The feast of Saint Lucia is always on December 13 (well into Advent, thus signaling the coming of Christmas), but it used to also be the Winter Solstice — the day with the least sunlight. In Scandinavian countries, this dark period would be particularly long. With the adoption of the Gregorian calendar, the date of the solstice was changed, but the tradition of Saint Lucia remained tied to December 13.
Festivals honoring Saint Lucia include the traditional procession of girls dressed as the Saint herself, all in white with a red sash and a wreath of candles on their heads, as they bear cookies and rolls and sing songs. Oddly enough, I remember taking part in just such a ceremony at my school when I was in 3rd grade. I loved dressing like Saint Lucia and learning the songs, but the treats must have left an impression too, as my memories of this activity so many years ago are still quite vivid. (And no, I’m not sharing a picture of my 3rd grade self!)
A friend at church shared a tattered Scandinavian cookbook with me a few years ago, which is where I found the base for what would become my gluten-free recipe. So you can feel quite authentic when you make them! The saffron in these iconic buns plays a very important part, lending flavor and smell as well as the distinctive yellow hue. Saffron has long been one of the world’s most expensive spices, used throughout history for medicinal/herbal treatments, perfume, flavor and even dyes.
The dough for these saffron buns is shaped by twisting into a unique flourish on either end, adding to their distinctiveness as a symbol of this Advent holiday. And while it may not be historically accurate to say that these buns were always gluten free, they’re equally delicious made that way in modern times, so why not?
Tradition holds that if you fully embrace the traditions of Saint Lucia Day, you will survive the long winter days with enough light. It seems to me that the best way to celebrate would be to bake these gluten free Saint Lucia Saffron Buns, don’t you think? Wreath of candles or not, they’ll certainly spread joy and warmth on a cold winter’s night.Print

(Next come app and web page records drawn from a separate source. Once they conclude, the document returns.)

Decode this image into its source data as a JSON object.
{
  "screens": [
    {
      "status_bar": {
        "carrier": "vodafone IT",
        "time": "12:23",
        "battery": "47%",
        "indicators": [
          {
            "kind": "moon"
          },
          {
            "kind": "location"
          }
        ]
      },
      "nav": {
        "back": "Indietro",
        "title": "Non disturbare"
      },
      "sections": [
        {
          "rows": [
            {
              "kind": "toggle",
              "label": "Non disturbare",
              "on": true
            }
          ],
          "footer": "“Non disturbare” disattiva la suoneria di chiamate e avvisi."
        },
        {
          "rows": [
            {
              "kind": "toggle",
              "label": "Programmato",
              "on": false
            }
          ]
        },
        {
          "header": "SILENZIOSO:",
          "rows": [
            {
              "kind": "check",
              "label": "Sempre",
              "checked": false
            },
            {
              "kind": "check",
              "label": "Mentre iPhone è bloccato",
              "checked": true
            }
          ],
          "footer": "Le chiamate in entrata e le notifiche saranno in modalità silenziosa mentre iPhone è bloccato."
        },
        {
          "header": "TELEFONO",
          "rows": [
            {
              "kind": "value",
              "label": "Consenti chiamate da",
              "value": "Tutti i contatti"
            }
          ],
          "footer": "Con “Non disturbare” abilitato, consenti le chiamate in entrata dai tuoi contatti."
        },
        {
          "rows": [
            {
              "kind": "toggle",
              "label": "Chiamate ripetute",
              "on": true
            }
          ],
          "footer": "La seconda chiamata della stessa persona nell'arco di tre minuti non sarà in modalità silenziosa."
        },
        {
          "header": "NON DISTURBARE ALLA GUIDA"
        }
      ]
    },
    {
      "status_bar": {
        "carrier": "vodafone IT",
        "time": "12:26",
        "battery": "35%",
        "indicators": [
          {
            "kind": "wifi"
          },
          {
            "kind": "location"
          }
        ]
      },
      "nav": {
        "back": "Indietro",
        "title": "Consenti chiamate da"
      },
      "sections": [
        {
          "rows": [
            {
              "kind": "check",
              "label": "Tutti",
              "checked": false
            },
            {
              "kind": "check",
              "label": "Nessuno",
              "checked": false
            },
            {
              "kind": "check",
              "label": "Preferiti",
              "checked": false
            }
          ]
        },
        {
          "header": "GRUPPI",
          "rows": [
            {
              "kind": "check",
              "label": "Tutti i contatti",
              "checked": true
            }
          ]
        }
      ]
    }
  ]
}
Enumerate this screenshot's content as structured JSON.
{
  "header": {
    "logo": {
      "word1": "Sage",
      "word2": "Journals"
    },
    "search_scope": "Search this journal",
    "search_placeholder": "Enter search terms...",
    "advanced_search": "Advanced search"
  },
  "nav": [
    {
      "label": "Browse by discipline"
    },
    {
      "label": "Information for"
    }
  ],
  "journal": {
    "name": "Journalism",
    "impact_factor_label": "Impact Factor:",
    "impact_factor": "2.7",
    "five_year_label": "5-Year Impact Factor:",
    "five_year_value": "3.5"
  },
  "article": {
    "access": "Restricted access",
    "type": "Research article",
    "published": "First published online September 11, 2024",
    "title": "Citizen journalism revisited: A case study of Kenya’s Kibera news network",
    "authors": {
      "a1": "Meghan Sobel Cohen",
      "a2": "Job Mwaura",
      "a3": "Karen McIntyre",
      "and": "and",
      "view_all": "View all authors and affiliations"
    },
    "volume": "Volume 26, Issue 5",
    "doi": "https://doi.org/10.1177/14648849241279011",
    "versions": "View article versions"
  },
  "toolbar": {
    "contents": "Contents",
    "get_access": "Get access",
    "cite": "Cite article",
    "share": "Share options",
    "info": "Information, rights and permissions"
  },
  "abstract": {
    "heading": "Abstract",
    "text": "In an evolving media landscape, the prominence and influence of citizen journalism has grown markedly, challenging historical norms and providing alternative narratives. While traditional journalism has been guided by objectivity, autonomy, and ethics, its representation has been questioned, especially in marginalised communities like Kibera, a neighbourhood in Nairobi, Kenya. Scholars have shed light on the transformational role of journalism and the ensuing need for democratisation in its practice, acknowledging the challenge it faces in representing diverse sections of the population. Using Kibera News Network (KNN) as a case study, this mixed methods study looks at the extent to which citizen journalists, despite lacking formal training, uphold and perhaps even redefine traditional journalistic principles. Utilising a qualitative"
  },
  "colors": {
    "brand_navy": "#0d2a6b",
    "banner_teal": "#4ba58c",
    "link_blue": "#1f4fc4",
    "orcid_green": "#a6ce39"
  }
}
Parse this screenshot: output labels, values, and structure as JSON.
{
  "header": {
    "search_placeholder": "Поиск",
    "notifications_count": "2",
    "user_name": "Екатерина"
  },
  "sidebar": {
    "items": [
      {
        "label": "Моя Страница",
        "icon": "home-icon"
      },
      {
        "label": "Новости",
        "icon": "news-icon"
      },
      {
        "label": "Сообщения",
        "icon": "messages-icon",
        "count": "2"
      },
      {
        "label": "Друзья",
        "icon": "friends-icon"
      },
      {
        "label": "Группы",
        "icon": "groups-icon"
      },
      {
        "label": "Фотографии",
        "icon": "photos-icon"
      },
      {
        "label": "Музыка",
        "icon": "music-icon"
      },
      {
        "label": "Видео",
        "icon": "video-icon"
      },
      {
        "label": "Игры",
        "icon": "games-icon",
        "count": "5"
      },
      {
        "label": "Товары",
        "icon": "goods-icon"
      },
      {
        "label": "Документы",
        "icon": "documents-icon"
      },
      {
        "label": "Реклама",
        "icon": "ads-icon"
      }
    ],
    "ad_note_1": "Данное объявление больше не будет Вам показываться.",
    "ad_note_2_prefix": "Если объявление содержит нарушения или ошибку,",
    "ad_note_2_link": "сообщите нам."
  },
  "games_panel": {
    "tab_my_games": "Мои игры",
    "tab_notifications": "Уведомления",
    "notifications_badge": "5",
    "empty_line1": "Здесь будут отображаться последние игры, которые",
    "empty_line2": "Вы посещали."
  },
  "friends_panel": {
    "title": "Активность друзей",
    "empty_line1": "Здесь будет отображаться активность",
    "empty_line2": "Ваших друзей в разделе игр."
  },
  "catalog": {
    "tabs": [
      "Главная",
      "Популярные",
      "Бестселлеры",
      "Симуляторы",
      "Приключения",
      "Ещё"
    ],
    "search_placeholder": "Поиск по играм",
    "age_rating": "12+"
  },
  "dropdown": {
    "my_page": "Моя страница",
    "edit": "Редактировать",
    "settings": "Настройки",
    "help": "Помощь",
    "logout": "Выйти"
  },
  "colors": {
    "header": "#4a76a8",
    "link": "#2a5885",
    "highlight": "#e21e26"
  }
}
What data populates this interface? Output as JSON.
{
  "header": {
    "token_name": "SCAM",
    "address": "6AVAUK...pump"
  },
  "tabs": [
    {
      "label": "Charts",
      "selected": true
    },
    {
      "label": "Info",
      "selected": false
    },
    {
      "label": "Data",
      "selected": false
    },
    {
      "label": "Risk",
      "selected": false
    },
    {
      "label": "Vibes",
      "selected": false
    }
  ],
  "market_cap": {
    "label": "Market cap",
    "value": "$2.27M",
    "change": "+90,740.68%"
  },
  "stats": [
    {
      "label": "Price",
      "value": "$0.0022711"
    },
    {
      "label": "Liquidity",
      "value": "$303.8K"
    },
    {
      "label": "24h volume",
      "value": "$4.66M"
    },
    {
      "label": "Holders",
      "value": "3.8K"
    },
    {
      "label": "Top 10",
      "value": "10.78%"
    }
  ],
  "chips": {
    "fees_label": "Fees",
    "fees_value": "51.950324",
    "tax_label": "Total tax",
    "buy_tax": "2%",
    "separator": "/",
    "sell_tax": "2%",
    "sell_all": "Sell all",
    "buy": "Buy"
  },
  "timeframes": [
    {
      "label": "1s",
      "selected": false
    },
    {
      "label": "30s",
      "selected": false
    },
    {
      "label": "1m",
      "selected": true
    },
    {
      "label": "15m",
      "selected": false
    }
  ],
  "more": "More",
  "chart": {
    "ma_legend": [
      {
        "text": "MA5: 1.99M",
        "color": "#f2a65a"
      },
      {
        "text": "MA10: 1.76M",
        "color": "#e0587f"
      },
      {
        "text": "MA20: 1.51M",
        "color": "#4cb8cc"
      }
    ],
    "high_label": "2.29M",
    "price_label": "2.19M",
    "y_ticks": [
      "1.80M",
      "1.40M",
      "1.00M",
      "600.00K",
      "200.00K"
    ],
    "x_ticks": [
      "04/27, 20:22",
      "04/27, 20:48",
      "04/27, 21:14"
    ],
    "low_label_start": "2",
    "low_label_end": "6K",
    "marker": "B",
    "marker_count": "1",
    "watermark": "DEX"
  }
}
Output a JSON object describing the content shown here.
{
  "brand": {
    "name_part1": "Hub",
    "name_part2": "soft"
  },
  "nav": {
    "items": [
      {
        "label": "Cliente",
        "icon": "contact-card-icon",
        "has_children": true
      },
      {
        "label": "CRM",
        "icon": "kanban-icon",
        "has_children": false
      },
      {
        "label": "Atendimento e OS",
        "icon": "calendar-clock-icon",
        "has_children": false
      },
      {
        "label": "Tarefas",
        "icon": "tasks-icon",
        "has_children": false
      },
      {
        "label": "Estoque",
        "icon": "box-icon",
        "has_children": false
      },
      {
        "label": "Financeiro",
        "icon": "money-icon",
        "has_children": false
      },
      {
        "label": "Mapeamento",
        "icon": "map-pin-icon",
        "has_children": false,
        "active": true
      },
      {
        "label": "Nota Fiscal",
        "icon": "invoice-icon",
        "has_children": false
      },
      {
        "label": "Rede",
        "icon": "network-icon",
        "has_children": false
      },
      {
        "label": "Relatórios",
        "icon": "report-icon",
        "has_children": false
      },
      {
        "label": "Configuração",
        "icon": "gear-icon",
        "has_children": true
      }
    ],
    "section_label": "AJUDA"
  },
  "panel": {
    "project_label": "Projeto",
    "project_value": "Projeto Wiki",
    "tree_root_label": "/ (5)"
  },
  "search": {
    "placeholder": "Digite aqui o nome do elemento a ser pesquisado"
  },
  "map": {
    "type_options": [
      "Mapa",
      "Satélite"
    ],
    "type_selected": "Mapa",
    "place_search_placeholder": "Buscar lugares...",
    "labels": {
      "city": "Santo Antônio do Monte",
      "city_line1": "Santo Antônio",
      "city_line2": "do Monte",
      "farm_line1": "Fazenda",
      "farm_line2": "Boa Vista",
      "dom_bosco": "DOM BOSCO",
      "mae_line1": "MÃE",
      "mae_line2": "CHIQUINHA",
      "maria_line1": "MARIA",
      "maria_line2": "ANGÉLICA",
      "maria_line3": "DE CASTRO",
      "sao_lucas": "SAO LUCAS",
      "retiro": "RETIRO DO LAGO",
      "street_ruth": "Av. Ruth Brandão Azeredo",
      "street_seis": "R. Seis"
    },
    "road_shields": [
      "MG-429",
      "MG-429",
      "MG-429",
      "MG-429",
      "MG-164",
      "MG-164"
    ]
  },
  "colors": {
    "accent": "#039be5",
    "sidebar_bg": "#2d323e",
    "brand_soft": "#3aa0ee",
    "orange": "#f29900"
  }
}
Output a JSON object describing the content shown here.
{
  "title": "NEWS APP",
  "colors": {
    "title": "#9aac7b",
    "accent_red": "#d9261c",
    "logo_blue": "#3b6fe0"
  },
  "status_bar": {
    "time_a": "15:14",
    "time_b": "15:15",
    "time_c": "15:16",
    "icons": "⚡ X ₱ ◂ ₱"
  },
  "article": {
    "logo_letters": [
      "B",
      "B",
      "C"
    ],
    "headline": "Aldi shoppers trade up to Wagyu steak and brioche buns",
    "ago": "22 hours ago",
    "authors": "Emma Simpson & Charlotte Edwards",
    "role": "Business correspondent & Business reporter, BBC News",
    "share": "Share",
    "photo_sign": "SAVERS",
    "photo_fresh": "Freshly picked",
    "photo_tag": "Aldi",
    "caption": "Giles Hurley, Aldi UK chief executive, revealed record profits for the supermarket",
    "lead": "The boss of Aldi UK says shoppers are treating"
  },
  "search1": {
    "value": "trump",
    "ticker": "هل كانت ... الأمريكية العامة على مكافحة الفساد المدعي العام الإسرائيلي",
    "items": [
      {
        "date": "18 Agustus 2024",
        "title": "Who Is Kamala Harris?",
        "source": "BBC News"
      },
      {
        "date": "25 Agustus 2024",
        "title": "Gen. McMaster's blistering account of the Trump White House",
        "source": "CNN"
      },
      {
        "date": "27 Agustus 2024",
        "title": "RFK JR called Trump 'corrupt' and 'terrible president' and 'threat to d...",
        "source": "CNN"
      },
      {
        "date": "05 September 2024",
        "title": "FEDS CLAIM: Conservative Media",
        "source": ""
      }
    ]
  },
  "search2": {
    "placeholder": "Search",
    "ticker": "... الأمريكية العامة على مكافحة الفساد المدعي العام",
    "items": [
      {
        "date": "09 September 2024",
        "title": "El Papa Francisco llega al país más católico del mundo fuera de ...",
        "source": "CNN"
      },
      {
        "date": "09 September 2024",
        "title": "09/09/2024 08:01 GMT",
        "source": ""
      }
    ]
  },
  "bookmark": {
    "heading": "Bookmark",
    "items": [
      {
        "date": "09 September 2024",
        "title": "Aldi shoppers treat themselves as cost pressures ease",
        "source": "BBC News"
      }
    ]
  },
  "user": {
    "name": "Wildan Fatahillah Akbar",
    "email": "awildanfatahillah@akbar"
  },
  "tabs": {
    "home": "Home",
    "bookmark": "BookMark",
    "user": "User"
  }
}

To proof the yeast, dissolve the packets in ¼ cup warm milk.
Unless dried already, dry saffron threads by spreading on a baking sheet and placing in a warm oven until dry. Pound smooth into a powder. Dissolve in ½ tablespoon bourbon, brandy or apple cider.
In a large mixing bowl, combine remaining 1 cup milk, dissolved saffron, sugar, salt, egg white, butter and gfJules Flour.
Beat in the yeast-milk mixture until integrated. If dough is too dry, add more warm milk, one tablespoon at a time until the dough holds together well in a wet, but not drippy ball.
Divide into 2-inch balls and roll gently in just enough gfJules Flour to keep from sticking. The dough will become dry if too much flour is used. A bench scraper tool is helpful in sectioning off the dough and moving the buns around, but it’s not essential.
Gently roll into a rope to braid into buns — don’t push down on the dough while rolling or it will become flat; simply roll gently under your palms until a rope is formed. Curl the ends of the rope into “S” shapes. Brush off excess flour, if necessary, with a pastry brush.
Gently transfer each bun to parchment-lined baking sheets, cover and let rise for 30 minutes to one hour in a warm location like an oven preheated to 200° F and then turned off.
Preheat oven to 375° F.
Once risen, brush with slightly beaten egg or warm milk and sprinkle Demerara sugar and chopped almonds, if using. Place raisins in the spirals.
Bake for approximately 10 minutes, depending on size. Do not over bake.
Yield: ~15 buns